▶ _Task details_
Every entry below needs to be repeated exactly.
:: Exercise inputs ::
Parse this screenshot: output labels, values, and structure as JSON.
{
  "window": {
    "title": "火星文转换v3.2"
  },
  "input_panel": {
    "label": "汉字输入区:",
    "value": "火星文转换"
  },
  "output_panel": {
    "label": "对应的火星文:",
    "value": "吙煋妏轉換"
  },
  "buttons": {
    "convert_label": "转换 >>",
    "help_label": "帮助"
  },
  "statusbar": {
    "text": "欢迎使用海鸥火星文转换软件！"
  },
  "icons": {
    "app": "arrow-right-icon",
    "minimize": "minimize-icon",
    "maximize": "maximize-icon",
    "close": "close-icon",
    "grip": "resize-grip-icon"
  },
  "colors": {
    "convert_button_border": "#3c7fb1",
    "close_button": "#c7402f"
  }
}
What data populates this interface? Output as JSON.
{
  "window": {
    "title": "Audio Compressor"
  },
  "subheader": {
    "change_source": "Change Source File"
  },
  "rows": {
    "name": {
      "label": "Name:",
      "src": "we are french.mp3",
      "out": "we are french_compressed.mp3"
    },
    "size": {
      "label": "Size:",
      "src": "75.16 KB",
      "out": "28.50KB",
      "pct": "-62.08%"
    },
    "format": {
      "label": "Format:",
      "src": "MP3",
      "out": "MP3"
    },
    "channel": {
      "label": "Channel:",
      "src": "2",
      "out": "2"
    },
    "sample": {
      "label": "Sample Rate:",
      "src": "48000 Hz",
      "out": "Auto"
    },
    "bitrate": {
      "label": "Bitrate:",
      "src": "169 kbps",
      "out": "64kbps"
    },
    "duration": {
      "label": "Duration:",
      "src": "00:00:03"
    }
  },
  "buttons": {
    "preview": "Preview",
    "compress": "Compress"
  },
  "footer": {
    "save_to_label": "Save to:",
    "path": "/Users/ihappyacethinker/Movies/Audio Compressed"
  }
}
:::
▶ _Task response_
Parse this screenshot: output labels, values, and structure as JSON.
{
  "window": {
    "title": "火星文转换v3.2"
  },
  "input_panel": {
    "label": "汉字输入区:",
    "value": "火星文转换"
  },
  "output_panel": {
    "label": "对应的火星文:",
    "value": "吙煋妏轉換"
  },
  "buttons": {
    "convert_label": "转换 >>",
    "help_label": "帮助"
  },
  "statusbar": {
    "text": "欢迎使用海鸥火星文转换软件！"
  },
  "icons": {
    "app": "arrow-right-icon",
    "minimize": "minimize-icon",
    "maximize": "maximize-icon",
    "close": "close-icon",
    "grip": "resize-grip-icon"
  },
  "colors": {
    "convert_button_border": "#3c7fb1",
    "close_button": "#c7402f"
  }
}
What data populates this interface? Output as JSON.
{
  "window": {
    "title": "Audio Compressor"
  },
  "subheader": {
    "change_source": "Change Source File"
  },
  "rows": {
    "name": {
      "label": "Name:",
      "src": "we are french.mp3",
      "out": "we are french_compressed.mp3"
    },
    "size": {
      "label": "Size:",
      "src": "75.16 KB",
      "out": "28.50KB",
      "pct": "-62.08%"
    },
    "format": {
      "label": "Format:",
      "src": "MP3",
      "out": "MP3"
    },
    "channel": {
      "label": "Channel:",
      "src": "2",
      "out": "2"
    },
    "sample": {
      "label": "Sample Rate:",
      "src": "48000 Hz",
      "out": "Auto"
    },
    "bitrate": {
      "label": "Bitrate:",
      "src": "169 kbps",
      "out": "64kbps"
    },
    "duration": {
      "label": "Duration:",
      "src": "00:00:03"
    }
  },
  "buttons": {
    "preview": "Preview",
    "compress": "Compress"
  },
  "footer": {
    "save_to_label": "Save to:",
    "path": "/Users/ihappyacethinker/Movies/Audio Compressed"
  }
}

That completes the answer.